Reader question… “It is spring in New England and I am cleaning my gardens getting ready for everything to ‘pop’ up. I planted Bee Balm last year and loved it next to my tall Phlox. Everything is coming up nicely but I can’t tell if the Bee Balm is coming back up… it seems to have a more vine plant like spreading around it… directly around the old stems (and the only place in the garden this ‘weed’ is growing if it is indeed a weed). I don’t want to ‘weed’ it up if it is actually the Bee Balm. By any chance can you tell what it looks like in the spring as it is returning? Thanks!” –Sandy H.

Is it possible that the “vines” you are seeing are actually the bee balm rhizomes that are growing near (or on) the surface of the soil?

Over the last several days as I have been cleaning out hosta beds, I keep finding bee balm that has come in (uninvited!) from somewhere, so I took these pictures yesterday in the middle of moving some of that bee balm to a better spot. You can see how tiny the plants are at this time of year, and the long pinkish-purple rhizomes that do look very much like a vine. These rhizomes can grow as much as twelve inches during a single growing season and are the reason bee balm spreads so rapidly. You can also see the hair-like white roots at intervals along the rhizomes and the tiny new plants that are just starting to form.
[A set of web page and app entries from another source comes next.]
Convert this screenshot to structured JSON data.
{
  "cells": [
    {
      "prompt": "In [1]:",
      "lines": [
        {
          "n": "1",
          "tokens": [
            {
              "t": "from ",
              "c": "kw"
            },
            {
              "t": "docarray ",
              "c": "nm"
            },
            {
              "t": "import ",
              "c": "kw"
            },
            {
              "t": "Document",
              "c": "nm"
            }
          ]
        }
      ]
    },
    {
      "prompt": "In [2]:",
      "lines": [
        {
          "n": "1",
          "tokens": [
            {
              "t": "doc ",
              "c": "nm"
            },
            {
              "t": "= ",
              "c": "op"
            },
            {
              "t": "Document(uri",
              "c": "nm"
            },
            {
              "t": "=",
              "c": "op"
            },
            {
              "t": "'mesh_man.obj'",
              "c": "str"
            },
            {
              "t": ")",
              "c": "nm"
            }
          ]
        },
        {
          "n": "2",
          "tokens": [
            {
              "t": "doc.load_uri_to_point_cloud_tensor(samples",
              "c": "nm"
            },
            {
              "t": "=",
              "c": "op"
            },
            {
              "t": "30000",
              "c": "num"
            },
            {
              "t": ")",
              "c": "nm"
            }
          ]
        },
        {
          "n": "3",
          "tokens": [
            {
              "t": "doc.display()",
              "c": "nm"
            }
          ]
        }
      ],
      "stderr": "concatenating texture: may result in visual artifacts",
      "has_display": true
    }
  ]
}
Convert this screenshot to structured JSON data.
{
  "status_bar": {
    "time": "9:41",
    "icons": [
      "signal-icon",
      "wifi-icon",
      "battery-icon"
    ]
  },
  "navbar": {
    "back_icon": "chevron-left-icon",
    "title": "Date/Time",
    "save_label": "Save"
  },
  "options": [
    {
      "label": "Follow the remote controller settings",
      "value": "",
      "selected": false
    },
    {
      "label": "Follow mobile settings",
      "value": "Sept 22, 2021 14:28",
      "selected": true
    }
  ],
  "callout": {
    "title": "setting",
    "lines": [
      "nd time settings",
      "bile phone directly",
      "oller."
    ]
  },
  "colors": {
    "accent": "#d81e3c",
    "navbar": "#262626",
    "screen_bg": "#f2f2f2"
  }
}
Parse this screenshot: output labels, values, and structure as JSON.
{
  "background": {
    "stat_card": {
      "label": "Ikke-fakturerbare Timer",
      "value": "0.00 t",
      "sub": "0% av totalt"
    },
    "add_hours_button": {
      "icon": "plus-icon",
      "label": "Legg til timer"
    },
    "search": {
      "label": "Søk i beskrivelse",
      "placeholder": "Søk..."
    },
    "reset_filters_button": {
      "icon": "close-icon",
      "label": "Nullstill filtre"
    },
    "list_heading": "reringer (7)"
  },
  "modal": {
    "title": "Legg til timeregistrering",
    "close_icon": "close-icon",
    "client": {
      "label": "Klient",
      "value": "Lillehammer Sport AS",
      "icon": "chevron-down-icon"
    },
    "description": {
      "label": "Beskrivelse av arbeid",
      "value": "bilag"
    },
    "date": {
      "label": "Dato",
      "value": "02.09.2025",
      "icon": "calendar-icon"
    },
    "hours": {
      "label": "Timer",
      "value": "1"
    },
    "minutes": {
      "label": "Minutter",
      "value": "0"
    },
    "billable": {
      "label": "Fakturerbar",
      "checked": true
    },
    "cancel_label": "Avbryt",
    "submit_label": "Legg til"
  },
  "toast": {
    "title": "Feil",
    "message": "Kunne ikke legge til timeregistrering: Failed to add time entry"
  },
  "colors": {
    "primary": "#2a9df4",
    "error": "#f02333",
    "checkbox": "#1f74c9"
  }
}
By the way, not all rhizomes are this color. The various bee balms in my garden have rhizomes ranging in color from shades of green to dark red.